### GOAL OF THE EXERCISE
Your answer should be each line of the entries that contains the word "Resistance", copied in full.

### RECORDS SUPPLIED
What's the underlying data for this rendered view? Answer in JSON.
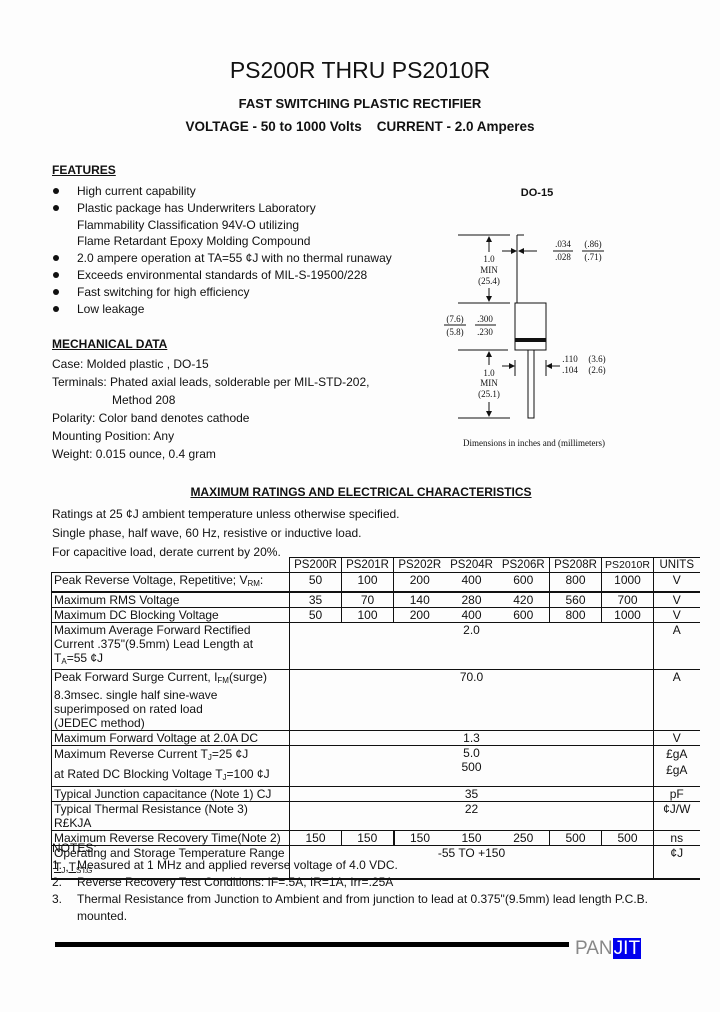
{
  "header": {
    "title": "PS200R THRU PS2010R",
    "subtitle": "FAST SWITCHING PLASTIC RECTIFIER",
    "voltage_current": "VOLTAGE - 50 to 1000 Volts    CURRENT - 2.0 Amperes"
  },
  "features": {
    "heading": "FEATURES",
    "items": [
      {
        "lines": [
          "High current capability"
        ]
      },
      {
        "lines": [
          "Plastic package has Underwriters Laboratory",
          "Flammability Classification 94V-O utilizing",
          "Flame Retardant Epoxy Molding Compound"
        ]
      },
      {
        "lines": [
          "2.0 ampere operation at TA=55 ¢J  with no thermal runaway"
        ]
      },
      {
        "lines": [
          "Exceeds environmental standards of MIL-S-19500/228"
        ]
      },
      {
        "lines": [
          "Fast switching for high efficiency"
        ]
      },
      {
        "lines": [
          "Low leakage"
        ]
      }
    ]
  },
  "mechanical": {
    "heading": "MECHANICAL DATA",
    "lines": [
      "Case: Molded plastic , DO-15",
      "Terminals: Phated axial leads, solderable per MIL-STD-202,",
      "Method 208",
      "Polarity: Color band denotes cathode",
      "Mounting Position: Any",
      "Weight: 0.015 ounce, 0.4 gram"
    ]
  },
  "diagram": {
    "package": "DO-15",
    "lead_length_top": [
      "1.0",
      "MIN",
      "(25.4)"
    ],
    "lead_dia_in": [
      ".034",
      ".028"
    ],
    "lead_dia_mm": [
      "(.86)",
      "(.71)"
    ],
    "body_len_mm": [
      "(7.6)",
      "(5.8)"
    ],
    "body_len_in": [
      ".300",
      ".230"
    ],
    "body_dia_in": [
      ".110",
      ".104"
    ],
    "body_dia_mm": [
      "(3.6)",
      "(2.6)"
    ],
    "lead_length_bottom": [
      "1.0",
      "MIN",
      "(25.1)"
    ],
    "caption": "Dimensions in inches and (millimeters)"
  },
  "ratings": {
    "heading": "MAXIMUM RATINGS AND ELECTRICAL CHARACTERISTICS",
    "conditions": [
      "Ratings at 25 ¢J  ambient temperature unless otherwise specified.",
      "Single phase, half wave, 60 Hz, resistive or inductive load.",
      "For capacitive load, derate current by 20%."
    ],
    "columns": [
      "PS200R",
      "PS201R",
      "PS202R",
      "PS204R",
      "PS206R",
      "PS208R",
      "PS2010R",
      "UNITS"
    ],
    "rows": {
      "vrrm": {
        "label": "Peak Reverse Voltage, Repetitive; V",
        "sub": "RM",
        "suffix": ":",
        "values": [
          "50",
          "100",
          "200",
          "400",
          "600",
          "800",
          "1000"
        ],
        "unit": "V"
      },
      "vrms": {
        "label": "Maximum RMS Voltage",
        "values": [
          "35",
          "70",
          "140",
          "280",
          "420",
          "560",
          "700"
        ],
        "unit": "V"
      },
      "vdc": {
        "label": "Maximum DC Blocking Voltage",
        "values": [
          "50",
          "100",
          "200",
          "400",
          "600",
          "800",
          "1000"
        ],
        "unit": "V"
      },
      "iav": {
        "lines": [
          "Maximum Average Forward Rectified",
          "Current .375\"(9.5mm) Lead Length at"
        ],
        "line3": "=55 ¢J",
        "value": "2.0",
        "unit": "A"
      },
      "ifsm": {
        "line1": "Peak Forward Surge Current, I",
        "line1_sub": "FM",
        "line1_end": "(surge)",
        "lines": [
          "8.3msec. single half sine-wave",
          "superimposed on rated load",
          "(JEDEC method)"
        ],
        "value": "70.0",
        "unit": "A"
      },
      "vf": {
        "label": "Maximum Forward Voltage at 2.0A DC",
        "value": "1.3",
        "unit": "V"
      },
      "ir": {
        "line1": "Maximum Reverse Current    T",
        "line1_end": "=25 ¢J",
        "line2": "at Rated DC Blocking Voltage T",
        "line2_end": "=100 ¢J",
        "value1": "5.0",
        "value2": "500",
        "unit1": "£gA",
        "unit2": "£gA"
      },
      "cj": {
        "label": "Typical Junction capacitance (Note 1) CJ",
        "value": "35",
        "unit": "pF"
      },
      "rth": {
        "label": "Typical Thermal Resistance (Note 3) R£KJA",
        "value": "22",
        "unit": "¢J/W"
      },
      "trr": {
        "label": "Maximum Reverse Recovery Time(Note 2)",
        "values": [
          "150",
          "150",
          "150",
          "150",
          "250",
          "500",
          "500"
        ],
        "unit": "ns"
      },
      "temp": {
        "label": "Operating and Storage Temperature Range",
        "line2": "T",
        "line2_mid": ",T",
        "value": "-55 TO +150",
        "unit": "¢J"
      }
    }
  },
  "notes": {
    "heading": "NOTES:",
    "items": [
      {
        "num": "1.",
        "text": "Measured at 1 MHz and applied reverse voltage of 4.0 VDC."
      },
      {
        "num": "2.",
        "text": "Reverse Recovery Test Conditions: IF=.5A, IR=1A, Irr=.25A"
      },
      {
        "num": "3.",
        "text": "Thermal Resistance from Junction to Ambient and from junction to lead at 0.375\"(9.5mm) lead length P.C.B.",
        "text2": "mounted."
      }
    ]
  },
  "footer": {
    "logo_left": "PAN",
    "logo_right": "JIT",
    "logo_accent": "#0000ee"
  }
}
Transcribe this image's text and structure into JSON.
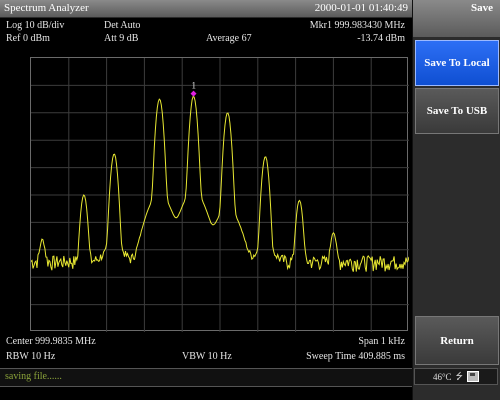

### SOLUTION BELOW
        "label": "Typical Thermal Resistance (Note 3) R£KJA",
        "text": "Thermal Resistance from Junction to Ambient and from junction to lead at 0.375\"(9.5mm) lead length P.C.B.",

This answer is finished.